Orthodox Judaism, yoga and writer gatherings are ways I make new friends.
Ancient philosophers and scientists agree: Strong social ties are the KEY to happiness. You need close, long-term relationships; you need to be able to confide in others; you need to belong; you need to get and give support. Studies show that if you have five or more friends with whom to discuss an important matter, you’re far more likely to describe yourself as “very happy.”
Not only does having strong relationships make it far more likely that you take joy in life, but studies show that it also lengthens life (incredibly, even more than stopping smoking), boosts immunity, and cuts the risk of depression.
“OK, OK,” you’re thinking, “I get it—but it’s not that easy to make new friends.” Here are some strategies to try, if you’re eager to make friends but are finding it tough:
1. Show up. Just as Woody Allen said, “Eighty percent of success is showing up,” a big part of friendship is showing up. Whenever you have the chance to see other people, take it. Go to the party. Stop by someone’s desk. Make the effort.
Also, the mere exposure effect describes the fact that repeated exposure makes you like someone better—and makes that person like you better, too. You’re much more likely to become friends with someone if you see him or her often. I’ve seen this happen over and over in my life. I’ve become close to unlikely people, just because circumstances put us in constant contact.

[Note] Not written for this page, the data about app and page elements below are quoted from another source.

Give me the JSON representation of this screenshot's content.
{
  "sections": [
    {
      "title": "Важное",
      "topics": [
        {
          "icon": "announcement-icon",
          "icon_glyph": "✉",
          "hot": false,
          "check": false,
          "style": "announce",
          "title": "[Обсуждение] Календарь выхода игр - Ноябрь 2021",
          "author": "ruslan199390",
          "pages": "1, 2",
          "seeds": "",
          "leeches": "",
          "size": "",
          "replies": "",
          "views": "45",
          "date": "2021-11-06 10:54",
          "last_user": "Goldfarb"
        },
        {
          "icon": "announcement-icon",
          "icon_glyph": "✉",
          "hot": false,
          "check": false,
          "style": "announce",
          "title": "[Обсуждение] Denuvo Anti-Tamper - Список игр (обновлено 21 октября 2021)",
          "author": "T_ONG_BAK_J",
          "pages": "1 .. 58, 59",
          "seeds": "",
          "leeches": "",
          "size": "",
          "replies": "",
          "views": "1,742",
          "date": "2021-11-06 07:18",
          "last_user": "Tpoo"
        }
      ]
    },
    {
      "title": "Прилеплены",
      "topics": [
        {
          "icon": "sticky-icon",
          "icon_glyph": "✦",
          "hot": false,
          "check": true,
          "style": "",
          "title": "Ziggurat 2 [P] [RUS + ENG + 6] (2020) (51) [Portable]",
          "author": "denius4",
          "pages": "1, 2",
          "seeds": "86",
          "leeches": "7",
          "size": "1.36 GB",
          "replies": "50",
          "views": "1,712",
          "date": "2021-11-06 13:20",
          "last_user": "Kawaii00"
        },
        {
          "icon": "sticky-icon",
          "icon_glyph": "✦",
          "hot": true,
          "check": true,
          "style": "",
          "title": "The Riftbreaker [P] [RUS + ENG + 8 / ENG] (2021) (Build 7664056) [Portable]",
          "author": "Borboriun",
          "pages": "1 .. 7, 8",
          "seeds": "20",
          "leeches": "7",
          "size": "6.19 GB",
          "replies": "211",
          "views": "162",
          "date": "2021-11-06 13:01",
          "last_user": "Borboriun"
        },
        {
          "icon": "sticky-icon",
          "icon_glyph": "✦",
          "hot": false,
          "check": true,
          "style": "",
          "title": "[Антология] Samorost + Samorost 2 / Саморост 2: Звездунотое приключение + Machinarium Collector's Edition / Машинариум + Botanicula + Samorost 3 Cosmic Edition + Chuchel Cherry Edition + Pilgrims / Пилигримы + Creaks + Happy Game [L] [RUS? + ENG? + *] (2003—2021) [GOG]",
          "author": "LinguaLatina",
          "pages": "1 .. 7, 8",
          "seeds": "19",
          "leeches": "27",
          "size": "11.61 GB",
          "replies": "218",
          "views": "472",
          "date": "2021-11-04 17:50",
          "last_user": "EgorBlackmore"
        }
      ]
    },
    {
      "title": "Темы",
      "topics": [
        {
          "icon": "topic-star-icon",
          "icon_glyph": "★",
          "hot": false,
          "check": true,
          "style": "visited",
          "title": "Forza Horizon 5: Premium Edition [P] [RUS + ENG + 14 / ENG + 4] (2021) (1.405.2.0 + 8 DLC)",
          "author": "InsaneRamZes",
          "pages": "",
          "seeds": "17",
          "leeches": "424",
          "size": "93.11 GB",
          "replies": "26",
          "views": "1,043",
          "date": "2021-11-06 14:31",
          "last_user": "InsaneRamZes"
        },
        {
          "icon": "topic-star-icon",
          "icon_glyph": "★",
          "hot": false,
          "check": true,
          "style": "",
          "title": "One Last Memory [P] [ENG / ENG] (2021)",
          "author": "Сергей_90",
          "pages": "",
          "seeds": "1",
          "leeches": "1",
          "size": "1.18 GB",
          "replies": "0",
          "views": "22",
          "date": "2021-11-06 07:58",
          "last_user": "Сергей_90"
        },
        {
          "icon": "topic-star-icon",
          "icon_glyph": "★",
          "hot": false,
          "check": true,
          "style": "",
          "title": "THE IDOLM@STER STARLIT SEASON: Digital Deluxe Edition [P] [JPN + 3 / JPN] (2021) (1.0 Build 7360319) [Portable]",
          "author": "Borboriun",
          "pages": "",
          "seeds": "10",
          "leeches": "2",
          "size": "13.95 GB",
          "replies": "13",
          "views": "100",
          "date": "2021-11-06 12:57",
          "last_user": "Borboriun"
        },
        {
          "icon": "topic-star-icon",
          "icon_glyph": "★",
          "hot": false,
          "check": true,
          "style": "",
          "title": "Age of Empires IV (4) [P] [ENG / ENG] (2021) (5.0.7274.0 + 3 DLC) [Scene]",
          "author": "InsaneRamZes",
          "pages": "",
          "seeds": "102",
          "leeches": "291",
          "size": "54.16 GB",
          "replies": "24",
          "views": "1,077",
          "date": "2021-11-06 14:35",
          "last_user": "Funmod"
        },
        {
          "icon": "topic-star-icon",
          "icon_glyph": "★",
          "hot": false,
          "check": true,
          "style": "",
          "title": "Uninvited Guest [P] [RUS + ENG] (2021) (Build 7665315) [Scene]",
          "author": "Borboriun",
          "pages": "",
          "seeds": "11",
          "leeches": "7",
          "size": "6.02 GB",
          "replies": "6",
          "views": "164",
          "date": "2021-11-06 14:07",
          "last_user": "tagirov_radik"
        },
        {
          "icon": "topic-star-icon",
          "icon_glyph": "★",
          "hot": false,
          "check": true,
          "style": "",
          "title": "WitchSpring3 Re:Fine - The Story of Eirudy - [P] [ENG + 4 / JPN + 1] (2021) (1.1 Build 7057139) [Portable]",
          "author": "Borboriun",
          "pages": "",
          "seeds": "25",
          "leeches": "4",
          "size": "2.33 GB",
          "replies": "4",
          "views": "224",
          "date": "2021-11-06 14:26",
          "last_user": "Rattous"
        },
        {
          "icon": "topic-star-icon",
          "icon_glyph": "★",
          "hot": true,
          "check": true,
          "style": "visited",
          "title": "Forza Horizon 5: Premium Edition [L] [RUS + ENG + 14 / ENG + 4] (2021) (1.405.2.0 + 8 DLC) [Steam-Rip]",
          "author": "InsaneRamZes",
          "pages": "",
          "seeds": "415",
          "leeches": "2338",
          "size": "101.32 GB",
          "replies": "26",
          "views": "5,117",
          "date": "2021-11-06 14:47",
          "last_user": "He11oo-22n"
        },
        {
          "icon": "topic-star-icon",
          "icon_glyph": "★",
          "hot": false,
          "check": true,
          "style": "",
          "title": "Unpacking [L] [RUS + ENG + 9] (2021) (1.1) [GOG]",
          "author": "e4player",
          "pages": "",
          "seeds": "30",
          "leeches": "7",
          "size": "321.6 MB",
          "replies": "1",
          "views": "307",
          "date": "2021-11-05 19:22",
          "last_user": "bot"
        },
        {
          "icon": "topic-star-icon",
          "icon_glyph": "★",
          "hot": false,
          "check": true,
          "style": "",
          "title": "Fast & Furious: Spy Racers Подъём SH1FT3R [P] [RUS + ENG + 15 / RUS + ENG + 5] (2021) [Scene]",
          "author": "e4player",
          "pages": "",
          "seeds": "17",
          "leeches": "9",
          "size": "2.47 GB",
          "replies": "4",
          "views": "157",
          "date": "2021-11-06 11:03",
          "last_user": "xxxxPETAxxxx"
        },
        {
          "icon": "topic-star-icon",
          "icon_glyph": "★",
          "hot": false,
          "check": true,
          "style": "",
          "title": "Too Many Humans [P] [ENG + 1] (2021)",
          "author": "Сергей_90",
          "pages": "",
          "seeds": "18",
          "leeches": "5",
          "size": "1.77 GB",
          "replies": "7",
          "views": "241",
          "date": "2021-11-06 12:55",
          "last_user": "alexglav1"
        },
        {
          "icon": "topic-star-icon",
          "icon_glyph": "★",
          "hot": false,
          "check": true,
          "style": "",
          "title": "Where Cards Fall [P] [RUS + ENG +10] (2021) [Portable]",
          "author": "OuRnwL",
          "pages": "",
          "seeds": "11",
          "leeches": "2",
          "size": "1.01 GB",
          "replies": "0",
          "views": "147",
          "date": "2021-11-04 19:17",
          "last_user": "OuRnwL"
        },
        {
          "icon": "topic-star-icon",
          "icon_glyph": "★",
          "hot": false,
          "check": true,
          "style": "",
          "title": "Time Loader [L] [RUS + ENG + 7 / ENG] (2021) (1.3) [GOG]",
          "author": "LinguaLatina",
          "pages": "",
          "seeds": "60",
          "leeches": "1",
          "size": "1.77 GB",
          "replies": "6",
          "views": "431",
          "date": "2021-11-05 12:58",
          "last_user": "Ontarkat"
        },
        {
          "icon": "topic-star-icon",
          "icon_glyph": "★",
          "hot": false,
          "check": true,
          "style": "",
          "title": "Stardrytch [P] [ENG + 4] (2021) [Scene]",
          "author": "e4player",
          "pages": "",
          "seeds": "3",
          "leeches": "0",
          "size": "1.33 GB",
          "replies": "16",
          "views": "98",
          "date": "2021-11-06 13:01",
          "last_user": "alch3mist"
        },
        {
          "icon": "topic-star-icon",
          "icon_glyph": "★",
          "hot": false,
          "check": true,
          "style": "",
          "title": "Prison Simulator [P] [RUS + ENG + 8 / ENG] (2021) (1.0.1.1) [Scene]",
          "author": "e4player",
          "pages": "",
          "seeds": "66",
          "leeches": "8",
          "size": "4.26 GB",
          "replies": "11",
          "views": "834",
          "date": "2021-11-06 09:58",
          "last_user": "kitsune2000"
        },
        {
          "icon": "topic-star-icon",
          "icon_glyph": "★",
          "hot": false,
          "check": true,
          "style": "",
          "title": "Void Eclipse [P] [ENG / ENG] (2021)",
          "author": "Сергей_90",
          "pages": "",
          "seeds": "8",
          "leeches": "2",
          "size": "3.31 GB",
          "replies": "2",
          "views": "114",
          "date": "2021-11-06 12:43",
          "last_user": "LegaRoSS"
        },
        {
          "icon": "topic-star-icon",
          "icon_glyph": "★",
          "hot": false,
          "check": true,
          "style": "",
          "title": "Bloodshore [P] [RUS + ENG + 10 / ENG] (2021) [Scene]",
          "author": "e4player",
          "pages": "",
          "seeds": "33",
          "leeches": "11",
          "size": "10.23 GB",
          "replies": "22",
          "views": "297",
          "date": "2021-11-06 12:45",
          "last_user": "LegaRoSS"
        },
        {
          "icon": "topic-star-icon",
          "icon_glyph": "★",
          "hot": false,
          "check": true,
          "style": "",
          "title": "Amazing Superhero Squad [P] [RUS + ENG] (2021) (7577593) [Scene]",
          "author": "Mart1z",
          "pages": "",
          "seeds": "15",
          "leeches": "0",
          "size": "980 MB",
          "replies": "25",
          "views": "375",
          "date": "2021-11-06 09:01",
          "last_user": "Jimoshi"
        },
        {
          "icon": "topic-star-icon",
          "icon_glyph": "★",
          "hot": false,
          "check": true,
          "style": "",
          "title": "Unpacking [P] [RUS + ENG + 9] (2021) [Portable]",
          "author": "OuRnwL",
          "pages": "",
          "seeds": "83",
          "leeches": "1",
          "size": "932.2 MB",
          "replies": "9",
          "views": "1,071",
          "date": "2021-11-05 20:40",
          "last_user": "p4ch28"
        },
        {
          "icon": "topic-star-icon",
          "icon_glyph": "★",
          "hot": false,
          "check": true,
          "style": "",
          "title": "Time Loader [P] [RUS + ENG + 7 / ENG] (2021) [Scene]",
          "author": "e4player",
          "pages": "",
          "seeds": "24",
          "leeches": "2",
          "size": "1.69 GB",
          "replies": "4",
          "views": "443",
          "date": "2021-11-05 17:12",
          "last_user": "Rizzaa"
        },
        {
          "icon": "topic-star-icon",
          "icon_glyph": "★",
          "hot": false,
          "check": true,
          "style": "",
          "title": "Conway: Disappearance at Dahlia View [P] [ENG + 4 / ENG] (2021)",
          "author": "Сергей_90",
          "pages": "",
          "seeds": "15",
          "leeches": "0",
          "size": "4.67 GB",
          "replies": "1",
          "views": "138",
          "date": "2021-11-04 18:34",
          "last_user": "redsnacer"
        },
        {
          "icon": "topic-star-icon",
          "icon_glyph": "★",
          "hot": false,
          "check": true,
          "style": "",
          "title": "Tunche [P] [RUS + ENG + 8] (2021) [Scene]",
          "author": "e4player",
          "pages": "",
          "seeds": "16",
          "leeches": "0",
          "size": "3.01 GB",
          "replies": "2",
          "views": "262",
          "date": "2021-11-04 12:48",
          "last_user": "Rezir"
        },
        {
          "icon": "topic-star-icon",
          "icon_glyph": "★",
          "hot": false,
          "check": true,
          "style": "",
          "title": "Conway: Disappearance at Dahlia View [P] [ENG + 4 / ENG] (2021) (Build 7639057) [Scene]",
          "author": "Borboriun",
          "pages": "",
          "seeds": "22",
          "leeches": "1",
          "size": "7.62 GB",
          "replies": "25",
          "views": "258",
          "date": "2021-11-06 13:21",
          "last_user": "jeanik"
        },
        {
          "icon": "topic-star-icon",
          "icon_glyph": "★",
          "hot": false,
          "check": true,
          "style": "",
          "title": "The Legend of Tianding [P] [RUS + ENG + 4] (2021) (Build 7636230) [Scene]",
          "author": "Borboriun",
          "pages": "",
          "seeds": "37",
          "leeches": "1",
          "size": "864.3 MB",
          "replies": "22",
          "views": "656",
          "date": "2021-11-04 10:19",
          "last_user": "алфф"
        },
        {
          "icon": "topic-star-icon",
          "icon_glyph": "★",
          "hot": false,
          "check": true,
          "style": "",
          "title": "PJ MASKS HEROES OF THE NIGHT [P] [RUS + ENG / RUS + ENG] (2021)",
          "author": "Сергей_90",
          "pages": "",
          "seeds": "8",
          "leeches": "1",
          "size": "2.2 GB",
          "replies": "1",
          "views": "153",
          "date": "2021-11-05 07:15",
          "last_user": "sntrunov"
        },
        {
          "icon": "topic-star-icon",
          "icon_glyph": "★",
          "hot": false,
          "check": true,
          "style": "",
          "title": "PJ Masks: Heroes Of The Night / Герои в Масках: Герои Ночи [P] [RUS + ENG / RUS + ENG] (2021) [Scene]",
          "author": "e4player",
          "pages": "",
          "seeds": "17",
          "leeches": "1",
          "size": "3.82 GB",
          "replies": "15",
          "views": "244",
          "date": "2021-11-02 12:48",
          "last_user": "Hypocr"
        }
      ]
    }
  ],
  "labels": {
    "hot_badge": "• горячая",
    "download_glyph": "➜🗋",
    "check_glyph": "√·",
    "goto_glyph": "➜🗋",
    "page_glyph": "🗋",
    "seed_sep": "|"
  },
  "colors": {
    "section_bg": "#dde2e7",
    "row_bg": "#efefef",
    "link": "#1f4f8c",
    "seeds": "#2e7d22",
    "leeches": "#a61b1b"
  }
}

2. Join a group. Being part of a natural group, where you have common interests and are brought together automatically, is the easiest way to make friends: Starting a new job, taking a class, having a baby, joining a congregation, or moving to a new neighborhood are great opportunities to join a group. If those situations aren’t an option, try to find a different group to join. Get a dog, for example. Or pursue a hobby more seriously.